  • Here's an article that provides a pretty helpful overview of what Purgatory is: http://www.davidmacd.com/catholic/purgatory.htm

    Using Evangelical terms, the article says "Purgatory would be where the backslider would get cleaned up before joining the wedding banquet of the Lord - so he wouldn't be thrown out (Mat 22:12)."
    eringobrough

    Answer by eringobrough at 3:38 PM on Jun. 29, 2010

  • solamama - it appears you're still not understanding purgatory. I agree Christ's work is sufficient to cover all our sins (venial or otherwise). He paid the price in full. Because of his death and resurrection we're saved from the eternal consequences of our sins. Purgatory adds nothing to Christ's work - purgatory is how Christ's work is applied to an individuals. Everyone in purgatory is already saved! They're going to heaven! They don't have to earn their way there. Purgatory is God washing away the effects of our sins. It's the final purification/sanctification. Only God's grace can sanctify us - we can't do that ourselves. Purgatory is a sign of God's mercy on those who have honestly sought to know God and to do His will in this life and yet die in some degree of bondage to sin or the effects of sin.
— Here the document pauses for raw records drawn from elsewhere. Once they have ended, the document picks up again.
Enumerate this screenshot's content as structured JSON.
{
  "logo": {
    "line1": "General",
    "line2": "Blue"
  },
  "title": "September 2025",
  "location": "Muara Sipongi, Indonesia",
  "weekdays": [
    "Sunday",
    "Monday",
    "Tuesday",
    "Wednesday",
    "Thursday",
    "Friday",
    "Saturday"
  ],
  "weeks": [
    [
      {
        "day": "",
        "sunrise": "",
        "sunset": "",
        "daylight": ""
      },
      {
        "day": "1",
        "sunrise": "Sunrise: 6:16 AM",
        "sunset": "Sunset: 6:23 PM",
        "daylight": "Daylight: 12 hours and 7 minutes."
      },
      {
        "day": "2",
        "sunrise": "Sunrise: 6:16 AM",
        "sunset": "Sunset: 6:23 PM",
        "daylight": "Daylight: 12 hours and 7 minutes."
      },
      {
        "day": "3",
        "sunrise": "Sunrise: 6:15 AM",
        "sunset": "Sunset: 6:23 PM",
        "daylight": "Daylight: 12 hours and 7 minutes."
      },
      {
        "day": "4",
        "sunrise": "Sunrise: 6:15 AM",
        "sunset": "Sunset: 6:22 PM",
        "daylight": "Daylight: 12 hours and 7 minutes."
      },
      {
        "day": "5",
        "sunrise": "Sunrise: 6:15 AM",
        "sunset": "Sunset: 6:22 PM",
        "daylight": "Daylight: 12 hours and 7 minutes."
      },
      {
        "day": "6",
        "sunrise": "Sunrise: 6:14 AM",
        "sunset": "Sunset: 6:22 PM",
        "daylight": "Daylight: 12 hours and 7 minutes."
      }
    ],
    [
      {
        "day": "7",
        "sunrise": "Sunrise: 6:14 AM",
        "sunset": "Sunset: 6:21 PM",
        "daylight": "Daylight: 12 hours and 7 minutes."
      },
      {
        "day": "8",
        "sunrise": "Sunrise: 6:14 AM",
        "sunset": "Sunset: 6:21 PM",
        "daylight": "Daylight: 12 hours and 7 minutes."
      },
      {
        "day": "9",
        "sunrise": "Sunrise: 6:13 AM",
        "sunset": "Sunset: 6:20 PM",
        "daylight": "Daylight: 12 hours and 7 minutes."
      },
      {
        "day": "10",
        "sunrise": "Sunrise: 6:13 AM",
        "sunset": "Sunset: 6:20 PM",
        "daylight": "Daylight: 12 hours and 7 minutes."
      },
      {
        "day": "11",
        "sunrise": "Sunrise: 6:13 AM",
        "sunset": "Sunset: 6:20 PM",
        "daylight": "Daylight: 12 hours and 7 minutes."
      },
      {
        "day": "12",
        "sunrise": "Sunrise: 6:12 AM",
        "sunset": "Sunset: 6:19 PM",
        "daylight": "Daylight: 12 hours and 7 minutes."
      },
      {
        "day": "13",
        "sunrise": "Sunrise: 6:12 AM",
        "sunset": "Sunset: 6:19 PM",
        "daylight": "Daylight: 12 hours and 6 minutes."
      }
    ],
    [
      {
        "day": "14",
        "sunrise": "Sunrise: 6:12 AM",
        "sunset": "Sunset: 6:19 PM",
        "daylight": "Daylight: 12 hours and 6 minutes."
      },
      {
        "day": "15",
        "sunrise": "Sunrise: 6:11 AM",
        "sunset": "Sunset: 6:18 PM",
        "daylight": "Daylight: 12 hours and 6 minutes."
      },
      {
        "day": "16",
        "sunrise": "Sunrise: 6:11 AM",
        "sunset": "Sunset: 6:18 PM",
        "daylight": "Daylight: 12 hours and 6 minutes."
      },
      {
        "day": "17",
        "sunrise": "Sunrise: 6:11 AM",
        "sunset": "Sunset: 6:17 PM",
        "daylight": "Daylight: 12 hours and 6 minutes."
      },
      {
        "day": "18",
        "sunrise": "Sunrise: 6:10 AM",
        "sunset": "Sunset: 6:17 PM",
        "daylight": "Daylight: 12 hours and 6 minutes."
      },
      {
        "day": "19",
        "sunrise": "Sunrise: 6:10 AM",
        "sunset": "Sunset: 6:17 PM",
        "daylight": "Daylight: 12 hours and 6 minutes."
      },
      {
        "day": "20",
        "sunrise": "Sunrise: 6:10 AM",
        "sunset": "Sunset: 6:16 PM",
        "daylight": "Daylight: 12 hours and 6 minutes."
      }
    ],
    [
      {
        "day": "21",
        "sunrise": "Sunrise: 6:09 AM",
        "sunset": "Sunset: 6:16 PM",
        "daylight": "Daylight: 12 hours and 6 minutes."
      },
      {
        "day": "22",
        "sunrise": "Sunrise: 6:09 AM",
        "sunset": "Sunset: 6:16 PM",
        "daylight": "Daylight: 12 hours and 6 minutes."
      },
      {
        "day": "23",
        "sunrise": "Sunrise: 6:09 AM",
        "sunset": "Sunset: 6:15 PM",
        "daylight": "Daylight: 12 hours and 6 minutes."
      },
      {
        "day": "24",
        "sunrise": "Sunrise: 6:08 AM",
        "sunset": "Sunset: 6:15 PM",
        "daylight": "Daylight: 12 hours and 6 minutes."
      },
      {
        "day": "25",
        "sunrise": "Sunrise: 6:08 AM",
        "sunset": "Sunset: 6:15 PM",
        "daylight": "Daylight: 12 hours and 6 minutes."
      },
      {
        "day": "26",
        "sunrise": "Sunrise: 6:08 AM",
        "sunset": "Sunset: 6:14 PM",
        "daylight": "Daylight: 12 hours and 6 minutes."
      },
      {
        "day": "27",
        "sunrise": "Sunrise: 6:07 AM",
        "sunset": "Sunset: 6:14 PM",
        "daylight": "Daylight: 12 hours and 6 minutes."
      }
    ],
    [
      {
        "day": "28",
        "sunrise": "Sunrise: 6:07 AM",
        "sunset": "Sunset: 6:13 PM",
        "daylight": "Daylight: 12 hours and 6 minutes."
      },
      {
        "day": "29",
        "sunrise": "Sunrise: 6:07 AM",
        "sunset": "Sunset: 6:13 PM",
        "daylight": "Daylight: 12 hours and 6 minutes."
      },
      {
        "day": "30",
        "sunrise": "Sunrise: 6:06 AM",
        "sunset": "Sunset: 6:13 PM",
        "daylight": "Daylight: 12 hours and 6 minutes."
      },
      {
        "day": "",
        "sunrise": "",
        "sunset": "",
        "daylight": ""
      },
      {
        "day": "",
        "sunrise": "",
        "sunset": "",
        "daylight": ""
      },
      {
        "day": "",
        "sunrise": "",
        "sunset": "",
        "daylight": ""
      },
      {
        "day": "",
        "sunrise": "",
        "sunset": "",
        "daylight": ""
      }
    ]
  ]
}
See http://catholiceducation.org/articles/apologetics/ap0041.html for details.
    eringobrough

    Answer by eringobrough at 10:19 PM on Jun. 29, 2010

  • And what I'm saying is that the final purification/sanctification was completed when Christ suffered, died, and rose, there is no need for anything additional, like purgatory.
    solamama

    Answer by solamama at 10:32 PM on Jun. 29, 2010

close Join now to connect to
other members!
Connect with Facebook or Sign Up Using Email

Already Joined? LOG IN